Issue 9
Monday, 06 June 2016
Charles Darwin University
A Giant South American Turtle hatchling in Brazil’s Trombetas, a river than runs into the Amazon
A Giant South American Turtle hatchling in Brazil’s Trombetas, a river than runs into the Amazon

Students prepare for turtle trip to Amazon

By Patrick Nelson

Charles Darwin University students will be given access to protected areas in the Amazon jungle when they visit Brazil this year to study the Giant South American Turtle.

Professor Jenny Davis, from the School of Environment, said the two-week field trip in November would take in 600 km of the Amazon River between two sites that were open only to scientific research.

“It’s an exciting opportunity for students to experience a portion of the largest and most biologically diverse tropical rainforest in the world,” Professor Davis said.

“They will use the Giant South American Turtle as a case study to learn about the long-term efforts to protect riverine turtles in the Amazon.”

Professor Davis said the Brazil Amazon study trip was one of five “field intensives” on offer in the School of Environment this year.

“Plans are well advanced for our trips to West Timor in about two weeks’ time, and to Central Java next month.

“We will also run two field trips in the Northern Territory, with one that focuses on tropical savanna biomes in North Australia and the other on desert ecology in Central Australia.”

Professor Davis said the intensives were designed to give students who were passionate about science an opportunity to enrich the online and classroom aspects of their courses with a bona-fide outdoor experience.

“We are fortunate to have some fantastic ecosystems on our doorstep and in neighbouring Indonesia where we can still measure plants and animals, and see for ourselves how the environment is functioning.

“Coupled with the researchers, academics and teaching expertise that we offer, these intensives become a significant point of difference for Charles Darwin University.”

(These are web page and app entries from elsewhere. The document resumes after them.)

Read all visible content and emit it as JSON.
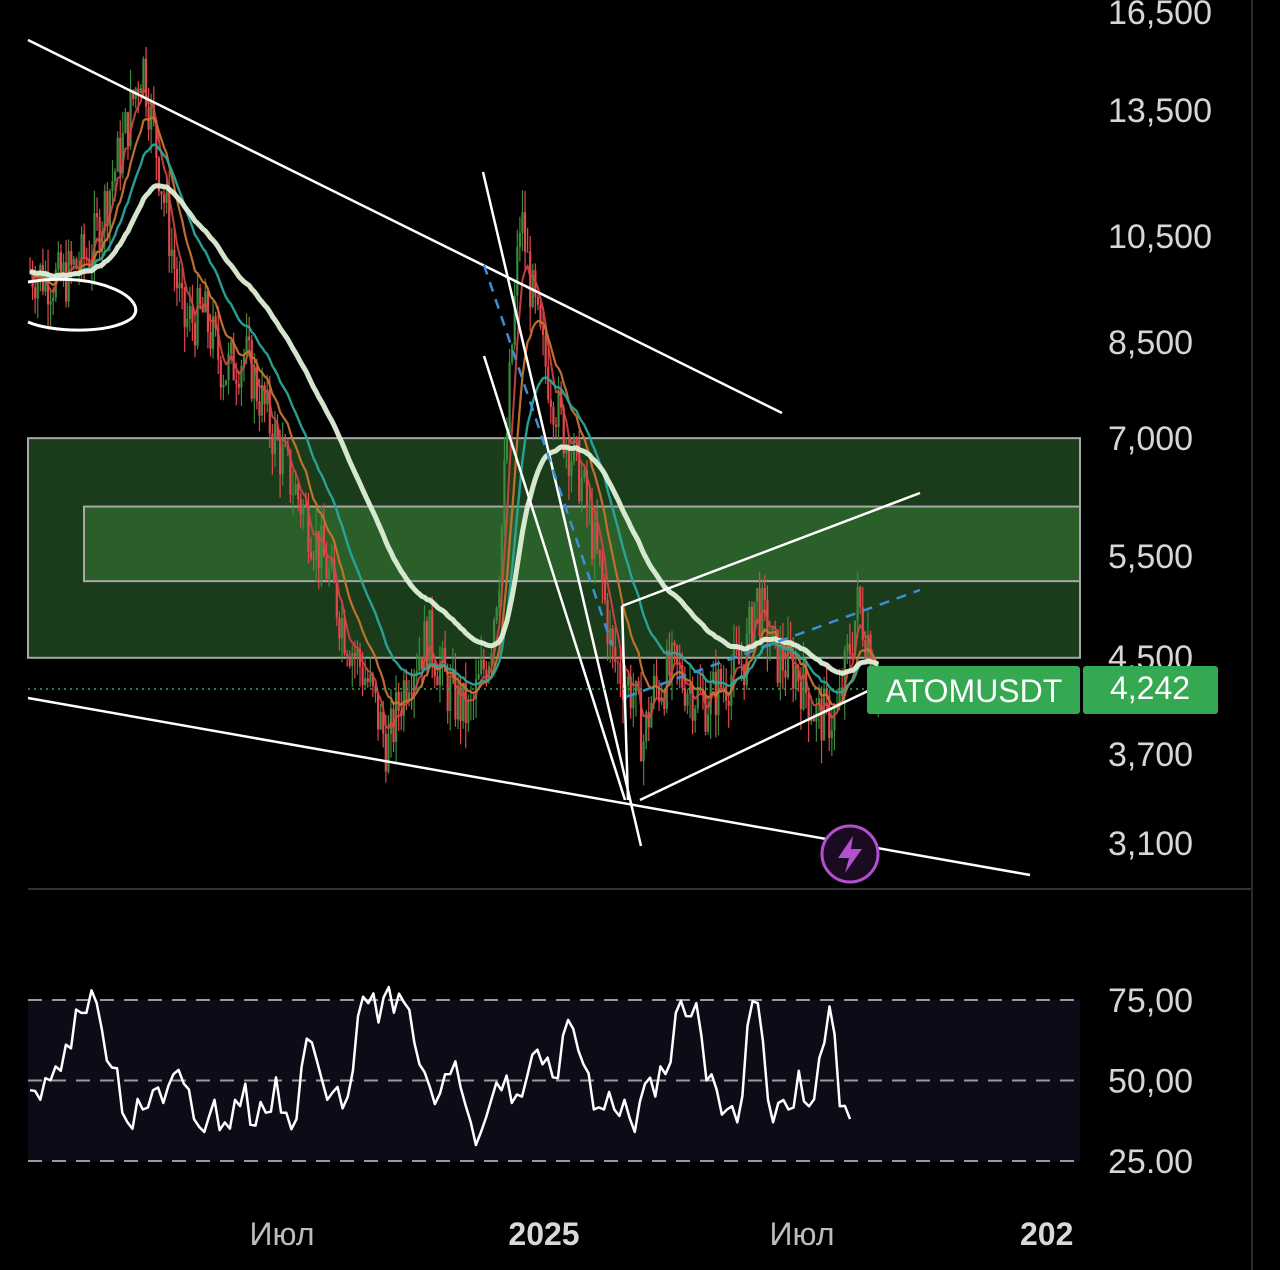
{
  "chart_data": [
    {
      "type": "candlestick",
      "symbol": "ATOMUSDT",
      "last_price_label": "4,242",
      "last_price": 4242,
      "y_scale": "log",
      "y_ticks": [
        "16,500",
        "13,500",
        "10,500",
        "8,500",
        "7,000",
        "5,500",
        "4,500",
        "3,700",
        "3,100"
      ],
      "y_tick_values": [
        16500,
        13500,
        10500,
        8500,
        7000,
        5500,
        4500,
        3700,
        3100
      ],
      "x_ticks": [
        {
          "label": "Июл",
          "bold": false
        },
        {
          "label": "2025",
          "bold": true
        },
        {
          "label": "Июл",
          "bold": false
        },
        {
          "label": "202",
          "bold": true
        }
      ],
      "zones": [
        {
          "name": "outer-demand-zone",
          "from": 4500,
          "to": 7000,
          "color": "#2f6e2f"
        },
        {
          "name": "inner-demand-zone",
          "from": 5250,
          "to": 6100,
          "color": "#3f8a3f"
        }
      ],
      "colors": {
        "up": "#3c8a3c",
        "down": "#e0484d",
        "ma_fast": "#d64545",
        "ma_mid": "#c8742d",
        "ma_slow": "#2aa59a",
        "ma_long": "#ffffff",
        "badge": "#35a852",
        "trendline": "#ffffff",
        "dashed_line": "#3a8fd6"
      },
      "price_path": [
        [
          0,
          9800
        ],
        [
          0.03,
          9600
        ],
        [
          0.06,
          10200
        ],
        [
          0.09,
          12600
        ],
        [
          0.11,
          15000
        ],
        [
          0.13,
          11500
        ],
        [
          0.15,
          8800
        ],
        [
          0.17,
          9000
        ],
        [
          0.19,
          8000
        ],
        [
          0.21,
          8300
        ],
        [
          0.23,
          7400
        ],
        [
          0.25,
          6600
        ],
        [
          0.27,
          6000
        ],
        [
          0.29,
          5400
        ],
        [
          0.31,
          4700
        ],
        [
          0.33,
          4300
        ],
        [
          0.35,
          3750
        ],
        [
          0.37,
          4400
        ],
        [
          0.39,
          4700
        ],
        [
          0.41,
          4200
        ],
        [
          0.43,
          4000
        ],
        [
          0.45,
          4600
        ],
        [
          0.46,
          5500
        ],
        [
          0.47,
          8000
        ],
        [
          0.48,
          11000
        ],
        [
          0.49,
          9500
        ],
        [
          0.5,
          8400
        ],
        [
          0.52,
          7200
        ],
        [
          0.54,
          6400
        ],
        [
          0.56,
          5200
        ],
        [
          0.57,
          4500
        ],
        [
          0.59,
          4200
        ],
        [
          0.6,
          3800
        ],
        [
          0.61,
          4200
        ],
        [
          0.63,
          4400
        ],
        [
          0.66,
          4100
        ],
        [
          0.68,
          4300
        ],
        [
          0.7,
          4500
        ],
        [
          0.71,
          5100
        ],
        [
          0.73,
          4500
        ],
        [
          0.75,
          4400
        ],
        [
          0.77,
          4000
        ],
        [
          0.79,
          4000
        ],
        [
          0.8,
          4500
        ],
        [
          0.81,
          5000
        ],
        [
          0.82,
          4700
        ],
        [
          0.83,
          4242
        ]
      ]
    },
    {
      "type": "line",
      "indicator": "oscillator",
      "y_ticks": [
        "75,00",
        "50,00",
        "25.00"
      ],
      "y_tick_values": [
        75,
        50,
        25
      ],
      "band": [
        30,
        70
      ],
      "values": [
        47,
        44,
        50,
        53,
        60,
        71,
        78,
        66,
        54,
        40,
        35,
        41,
        47,
        43,
        52,
        49,
        38,
        34,
        44,
        37,
        44,
        49,
        36,
        40,
        51,
        40,
        38,
        63,
        56,
        44,
        48,
        45,
        70,
        74,
        68,
        79,
        77,
        72,
        55,
        48,
        46,
        52,
        48,
        37,
        34,
        44,
        47,
        43,
        45,
        58,
        55,
        51,
        64,
        66,
        55,
        41,
        41,
        41,
        44,
        34,
        49,
        45,
        52,
        71,
        70,
        74,
        50,
        47,
        41,
        37,
        67,
        74,
        44,
        43,
        41,
        53,
        42,
        57,
        73,
        42,
        38
      ]
    }
  ]
}
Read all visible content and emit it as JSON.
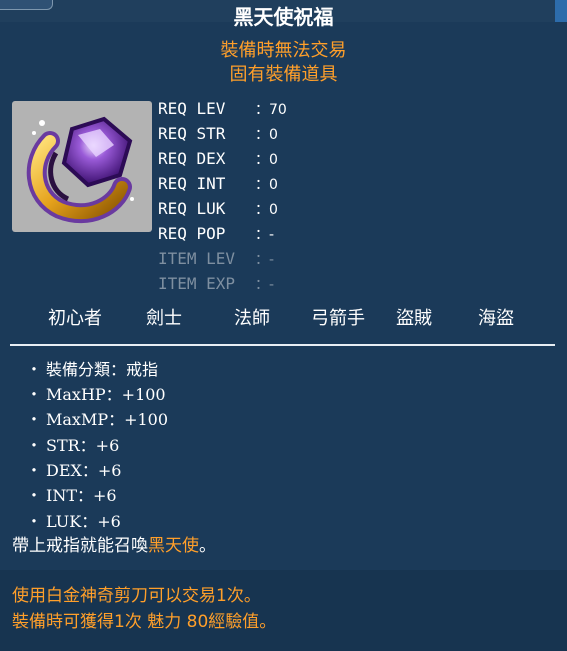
{
  "item": {
    "name": "黑天使祝福",
    "tags": [
      "裝備時無法交易",
      "固有裝備道具"
    ],
    "requirements": [
      {
        "label": "REQ LEV",
        "value": "70"
      },
      {
        "label": "REQ STR",
        "value": "0"
      },
      {
        "label": "REQ DEX",
        "value": "0"
      },
      {
        "label": "REQ INT",
        "value": "0"
      },
      {
        "label": "REQ LUK",
        "value": "0"
      },
      {
        "label": "REQ POP",
        "value": "-"
      },
      {
        "label": "ITEM LEV",
        "value": "-"
      },
      {
        "label": "ITEM EXP",
        "value": "-"
      }
    ],
    "separator": "：",
    "jobs": [
      "初心者",
      "劍士",
      "法師",
      "弓箭手",
      "盜賊",
      "海盜"
    ],
    "bullet": "・",
    "stats": [
      "裝備分類：戒指",
      "MaxHP：+100",
      "MaxMP：+100",
      "STR：+6",
      "DEX：+6",
      "INT：+6",
      "LUK：+6"
    ],
    "description": {
      "prefix": "帶上戒指就能召喚",
      "highlight": "黑天使",
      "suffix": "。"
    },
    "footer": [
      "使用白金神奇剪刀可以交易1次。",
      "裝備時可獲得1次 魅力 80經驗值。"
    ]
  },
  "colors": {
    "background": "#1b3a59",
    "orange": "#ff9f2a",
    "dim": "#7e8fa0",
    "icon_bg": "#b3b3b3"
  },
  "icon": "purple-gem-gold-ring-icon"
}
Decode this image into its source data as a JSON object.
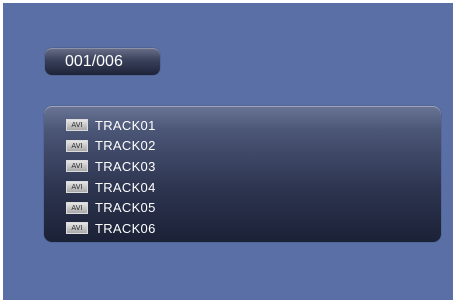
{
  "counter": {
    "text": "001/006"
  },
  "playlist": {
    "tracks": [
      {
        "type": "AVI",
        "name": "TRACK01"
      },
      {
        "type": "AVI",
        "name": "TRACK02"
      },
      {
        "type": "AVI",
        "name": "TRACK03"
      },
      {
        "type": "AVI",
        "name": "TRACK04"
      },
      {
        "type": "AVI",
        "name": "TRACK05"
      },
      {
        "type": "AVI",
        "name": "TRACK06"
      }
    ]
  },
  "colors": {
    "background": "#5a6fa5",
    "panel": "#2d3550",
    "text": "#ffffff"
  },
  "icons": {
    "file_type_icon": "avi-file-icon"
  }
}
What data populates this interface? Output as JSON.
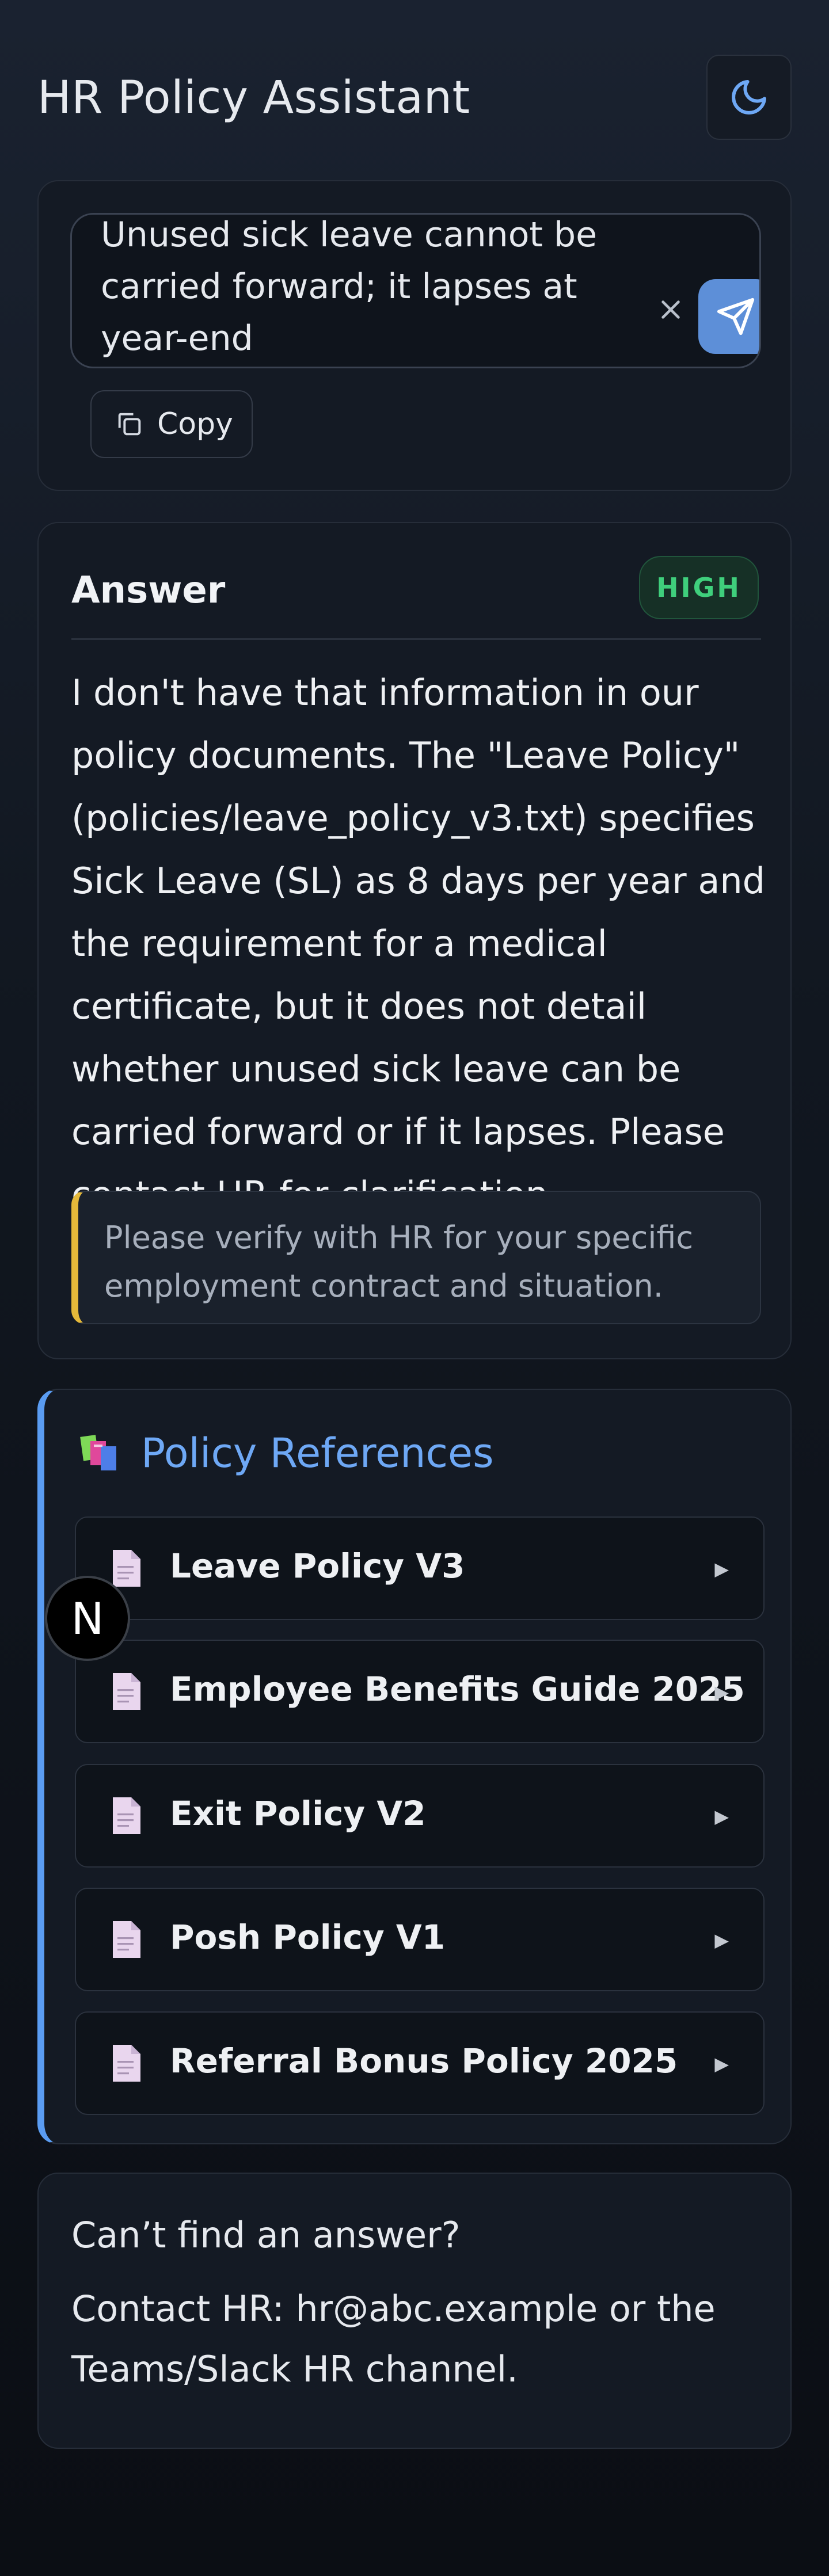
{
  "header": {
    "title": "HR Policy Assistant",
    "theme_icon": "moon-icon"
  },
  "ask": {
    "input_value": "Unused sick leave cannot be carried forward; it lapses at year-end",
    "clear_icon": "close-icon",
    "send_icon": "send-icon",
    "copy_label": "Copy"
  },
  "answer": {
    "title": "Answer",
    "confidence": "HIGH",
    "body": "I don't have that information in our policy documents. The \"Leave Policy\" (policies/leave_policy_v3.txt) specifies Sick Leave (SL) as 8 days per year and the requirement for a medical certificate, but it does not detail whether unused sick leave can be carried forward or if it lapses. Please contact HR for clarification.",
    "disclaimer": "Please verify with HR for your specific employment contract and situation."
  },
  "references": {
    "title": "Policy References",
    "items": [
      {
        "label": "Leave Policy V3"
      },
      {
        "label": "Employee Benefits Guide 2025"
      },
      {
        "label": "Exit Policy V2"
      },
      {
        "label": "Posh Policy V1"
      },
      {
        "label": "Referral Bonus Policy 2025"
      }
    ]
  },
  "overlay": {
    "badge_letter": "N"
  },
  "help": {
    "title": "Can’t find an answer?",
    "text": "Contact HR: hr@abc.example or the Teams/Slack HR channel."
  },
  "colors": {
    "accent": "#5a9cf2",
    "send_button": "#5d8fd8",
    "badge_high": "#3fcf7c",
    "disclaimer_bar": "#e5b93a"
  }
}
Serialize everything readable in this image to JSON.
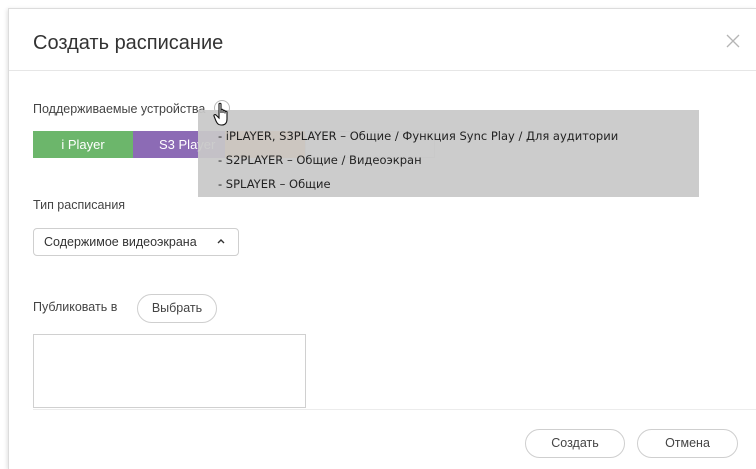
{
  "dialog": {
    "title": "Создать расписание",
    "close_icon": "close-icon"
  },
  "devices": {
    "label": "Поддерживаемые устройства",
    "help_icon": "help-icon",
    "chips": [
      {
        "label": "i Player",
        "color": "#6cb66b"
      },
      {
        "label": "S3 Player",
        "color": "#8c6bb5"
      },
      {
        "label": "",
        "color": "#f3a65c"
      },
      {
        "label": "",
        "color": "#ffffff"
      }
    ],
    "tooltip": [
      "- iPLAYER, S3PLAYER – Общие / Функция Sync Play / Для аудитории",
      "- S2PLAYER – Общие / Видеоэкран",
      "- SPLAYER – Общие"
    ]
  },
  "schedule_type": {
    "label": "Тип расписания",
    "selected": "Содержимое видеоэкрана",
    "chevron_icon": "chevron-up-icon"
  },
  "publish": {
    "label": "Публиковать в",
    "select_button": "Выбрать"
  },
  "footer": {
    "create_button": "Создать",
    "cancel_button": "Отмена"
  }
}
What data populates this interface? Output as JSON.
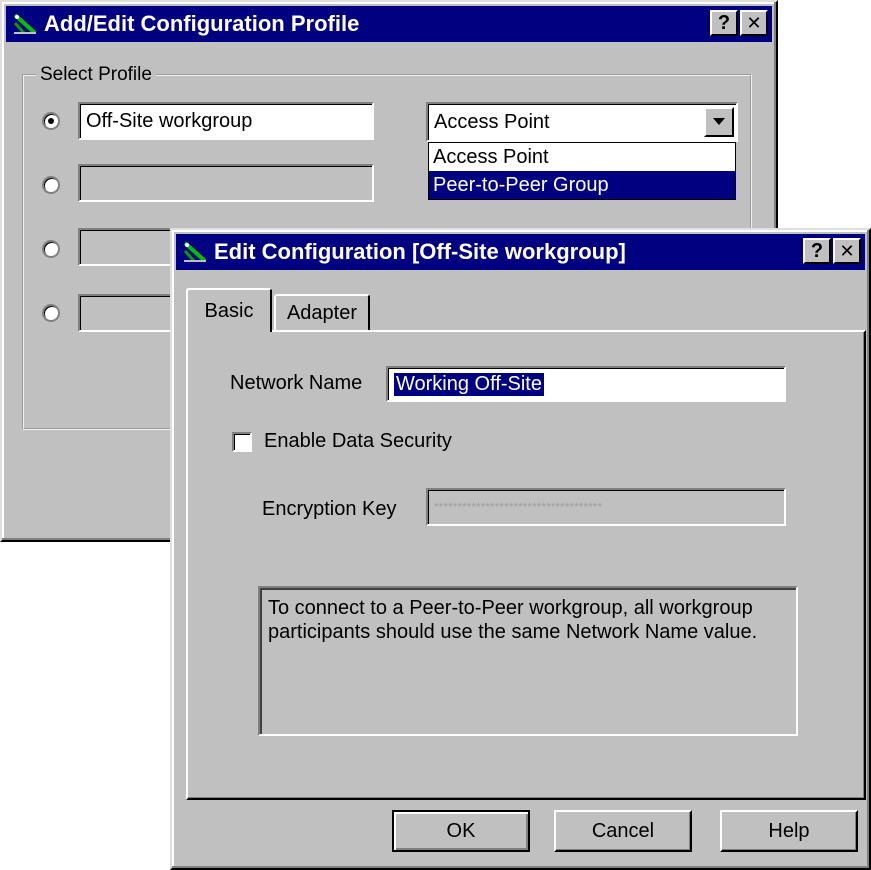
{
  "back_dialog": {
    "title": "Add/Edit Configuration Profile",
    "help_label": "?",
    "close_label": "✕",
    "group_label": "Select Profile",
    "profiles": [
      {
        "name": "Off-Site workgroup",
        "selected": true
      },
      {
        "name": "",
        "selected": false
      },
      {
        "name": "",
        "selected": false
      },
      {
        "name": "",
        "selected": false
      }
    ],
    "mode_select": {
      "value": "Access Point",
      "options": [
        "Access Point",
        "Peer-to-Peer Group"
      ],
      "highlighted_option": "Peer-to-Peer Group"
    }
  },
  "front_dialog": {
    "title": "Edit Configuration [Off-Site workgroup]",
    "help_label": "?",
    "close_label": "✕",
    "tabs": [
      {
        "label": "Basic",
        "active": true
      },
      {
        "label": "Adapter",
        "active": false
      }
    ],
    "network_name_label": "Network Name",
    "network_name_value": "Working Off-Site",
    "enable_security_label": "Enable Data Security",
    "enable_security_checked": false,
    "encryption_key_label": "Encryption Key",
    "encryption_key_value": "************************************",
    "info_text": "To connect to a Peer-to-Peer workgroup, all workgroup participants should use the same Network Name value.",
    "buttons": {
      "ok": "OK",
      "cancel": "Cancel",
      "help": "Help"
    }
  },
  "colors": {
    "title_bar": "#000080",
    "face": "#c0c0c0",
    "selection": "#000080"
  },
  "icons": {
    "app": "network-signal-icon",
    "dropdown": "chevron-down-icon"
  }
}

Professor Davis said each intensive was subject to limited placements and other conditions. Further details can be found at W: